**REQUIRED ACTION:** Repeat every entry, word for word, leaving no line out.

*** Opening of RECORDS SUPPLIED ***

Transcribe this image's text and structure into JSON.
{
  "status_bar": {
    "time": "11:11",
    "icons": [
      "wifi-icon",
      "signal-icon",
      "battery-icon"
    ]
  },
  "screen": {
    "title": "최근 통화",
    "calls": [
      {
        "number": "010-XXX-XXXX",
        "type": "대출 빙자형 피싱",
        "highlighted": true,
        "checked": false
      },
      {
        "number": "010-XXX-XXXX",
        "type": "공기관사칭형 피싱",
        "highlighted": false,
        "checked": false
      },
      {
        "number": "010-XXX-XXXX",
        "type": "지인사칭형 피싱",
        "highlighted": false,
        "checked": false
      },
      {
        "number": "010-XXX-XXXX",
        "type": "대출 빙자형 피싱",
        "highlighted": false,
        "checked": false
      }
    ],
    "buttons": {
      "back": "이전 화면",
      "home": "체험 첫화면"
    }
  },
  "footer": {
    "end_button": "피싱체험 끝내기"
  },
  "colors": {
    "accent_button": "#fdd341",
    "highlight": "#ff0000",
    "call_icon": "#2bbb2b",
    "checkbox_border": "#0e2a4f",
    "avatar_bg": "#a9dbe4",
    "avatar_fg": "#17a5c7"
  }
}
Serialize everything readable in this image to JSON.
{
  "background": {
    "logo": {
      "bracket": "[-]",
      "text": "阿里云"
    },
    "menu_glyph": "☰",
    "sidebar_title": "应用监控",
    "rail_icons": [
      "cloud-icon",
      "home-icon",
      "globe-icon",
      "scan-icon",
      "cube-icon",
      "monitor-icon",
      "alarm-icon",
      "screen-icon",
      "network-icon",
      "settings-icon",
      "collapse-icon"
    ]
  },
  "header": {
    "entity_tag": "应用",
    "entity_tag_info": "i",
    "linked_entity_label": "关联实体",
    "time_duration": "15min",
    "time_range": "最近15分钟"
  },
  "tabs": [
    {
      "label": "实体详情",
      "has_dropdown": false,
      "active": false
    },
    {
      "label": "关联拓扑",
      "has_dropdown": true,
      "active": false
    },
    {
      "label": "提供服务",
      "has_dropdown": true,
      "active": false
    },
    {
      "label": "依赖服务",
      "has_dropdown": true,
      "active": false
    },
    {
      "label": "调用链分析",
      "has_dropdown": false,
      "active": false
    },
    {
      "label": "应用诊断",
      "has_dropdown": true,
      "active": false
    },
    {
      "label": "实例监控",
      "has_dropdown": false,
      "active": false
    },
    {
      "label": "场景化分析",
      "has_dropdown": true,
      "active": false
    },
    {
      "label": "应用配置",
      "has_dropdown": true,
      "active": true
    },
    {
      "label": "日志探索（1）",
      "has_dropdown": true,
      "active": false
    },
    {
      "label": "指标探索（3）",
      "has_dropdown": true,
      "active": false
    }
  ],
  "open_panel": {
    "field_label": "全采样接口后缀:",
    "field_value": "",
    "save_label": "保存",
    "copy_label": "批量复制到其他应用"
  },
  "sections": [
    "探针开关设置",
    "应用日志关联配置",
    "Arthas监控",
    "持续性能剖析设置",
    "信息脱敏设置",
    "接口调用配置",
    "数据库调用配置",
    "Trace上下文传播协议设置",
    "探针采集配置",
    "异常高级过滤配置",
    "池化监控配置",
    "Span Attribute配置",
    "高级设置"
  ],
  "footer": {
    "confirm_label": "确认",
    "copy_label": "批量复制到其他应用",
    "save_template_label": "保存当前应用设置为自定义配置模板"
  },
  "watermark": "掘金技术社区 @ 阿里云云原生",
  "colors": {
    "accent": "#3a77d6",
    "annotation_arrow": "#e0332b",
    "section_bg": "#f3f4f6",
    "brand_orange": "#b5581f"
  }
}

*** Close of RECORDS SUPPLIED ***

**ANSWER FOR THIS EXERCISE:**
Transcribe this image's text and structure into JSON.
{
  "status_bar": {
    "time": "11:11",
    "icons": [
      "wifi-icon",
      "signal-icon",
      "battery-icon"
    ]
  },
  "screen": {
    "title": "최근 통화",
    "calls": [
      {
        "number": "010-XXX-XXXX",
        "type": "대출 빙자형 피싱",
        "highlighted": true,
        "checked": false
      },
      {
        "number": "010-XXX-XXXX",
        "type": "공기관사칭형 피싱",
        "highlighted": false,
        "checked": false
      },
      {
        "number": "010-XXX-XXXX",
        "type": "지인사칭형 피싱",
        "highlighted": false,
        "checked": false
      },
      {
        "number": "010-XXX-XXXX",
        "type": "대출 빙자형 피싱",
        "highlighted": false,
        "checked": false
      }
    ],
    "buttons": {
      "back": "이전 화면",
      "home": "체험 첫화면"
    }
  },
  "footer": {
    "end_button": "피싱체험 끝내기"
  },
  "colors": {
    "accent_button": "#fdd341",
    "highlight": "#ff0000",
    "call_icon": "#2bbb2b",
    "checkbox_border": "#0e2a4f",
    "avatar_bg": "#a9dbe4",
    "avatar_fg": "#17a5c7"
  }
}
Serialize everything readable in this image to JSON.
{
  "background": {
    "logo": {
      "bracket": "[-]",
      "text": "阿里云"
    },
    "menu_glyph": "☰",
    "sidebar_title": "应用监控",
    "rail_icons": [
      "cloud-icon",
      "home-icon",
      "globe-icon",
      "scan-icon",
      "cube-icon",
      "monitor-icon",
      "alarm-icon",
      "screen-icon",
      "network-icon",
      "settings-icon",
      "collapse-icon"
    ]
  },
  "header": {
    "entity_tag": "应用",
    "entity_tag_info": "i",
    "linked_entity_label": "关联实体",
    "time_duration": "15min",
    "time_range": "最近15分钟"
  },
  "tabs": [
    {
      "label": "实体详情",
      "has_dropdown": false,
      "active": false
    },
    {
      "label": "关联拓扑",
      "has_dropdown": true,
      "active": false
    },
    {
      "label": "提供服务",
      "has_dropdown": true,
      "active": false
    },
    {
      "label": "依赖服务",
      "has_dropdown": true,
      "active": false
    },
    {
      "label": "调用链分析",
      "has_dropdown": false,
      "active": false
    },
    {
      "label": "应用诊断",
      "has_dropdown": true,
      "active": false
    },
    {
      "label": "实例监控",
      "has_dropdown": false,
      "active": false
    },
    {
      "label": "场景化分析",
      "has_dropdown": true,
      "active": false
    },
    {
      "label": "应用配置",
      "has_dropdown": true,
      "active": true
    },
    {
      "label": "日志探索（1）",
      "has_dropdown": true,
      "active": false
    },
    {
      "label": "指标探索（3）",
      "has_dropdown": true,
      "active": false
    }
  ],
  "open_panel": {
    "field_label": "全采样接口后缀:",
    "field_value": "",
    "save_label": "保存",
    "copy_label": "批量复制到其他应用"
  },
  "sections": [
    "探针开关设置",
    "应用日志关联配置",
    "Arthas监控",
    "持续性能剖析设置",
    "信息脱敏设置",
    "接口调用配置",
    "数据库调用配置",
    "Trace上下文传播协议设置",
    "探针采集配置",
    "异常高级过滤配置",
    "池化监控配置",
    "Span Attribute配置",
    "高级设置"
  ],
  "footer": {
    "confirm_label": "确认",
    "copy_label": "批量复制到其他应用",
    "save_template_label": "保存当前应用设置为自定义配置模板"
  },
  "watermark": "掘金技术社区 @ 阿里云云原生",
  "colors": {
    "accent": "#3a77d6",
    "annotation_arrow": "#e0332b",
    "section_bg": "#f3f4f6",
    "brand_orange": "#b5581f"
  }
}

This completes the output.